|International Classification||G01N15/08, G01N13/00, G01N13/02|
|Cooperative Classification||G01N2015/086, G01N2013/025, G01N15/08, G01N13/00|
|Mar 5, 1987||AS||Assignment|
Owner name: UNITED STATES OF AMERICA, THE, AS REPRESENTED BY T
Free format text: ASSIGNMENT OF ASSIGNORS INTEREST.;ASSIGNOR:HOBSON, DAVID W.;REEL/FRAME:004675/0143
Effective date: 19860916
|Dec 26, 1990||REMI||Maintenance fee reminder mailed|
|Jan 23, 1991||SULP||Surcharge for late payment|
|Jan 23, 1991||FPAY||Fee payment|
Year of fee payment: 4
|Sep 14, 1994||FPAY||Fee payment|
Year of fee payment: 8
|Dec 15, 1998||REMI||Maintenance fee reminder mailed|
|May 23, 1999||LAPS||Lapse for failure to pay maintenance fees|

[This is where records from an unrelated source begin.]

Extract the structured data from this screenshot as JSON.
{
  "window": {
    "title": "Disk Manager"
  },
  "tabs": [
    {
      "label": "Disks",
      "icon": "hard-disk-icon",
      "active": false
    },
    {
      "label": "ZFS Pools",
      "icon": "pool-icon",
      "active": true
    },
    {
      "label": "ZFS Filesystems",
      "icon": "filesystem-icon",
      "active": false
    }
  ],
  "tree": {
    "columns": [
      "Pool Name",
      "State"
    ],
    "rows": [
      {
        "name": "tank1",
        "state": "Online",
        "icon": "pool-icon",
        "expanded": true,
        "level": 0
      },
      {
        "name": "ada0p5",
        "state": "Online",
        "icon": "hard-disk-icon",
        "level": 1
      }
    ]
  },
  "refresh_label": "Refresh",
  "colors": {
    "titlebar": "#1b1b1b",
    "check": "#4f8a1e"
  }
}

|Jul 20, 1999||FP||Expired due to failure to pay maintenance fee|
Effective date: 19990526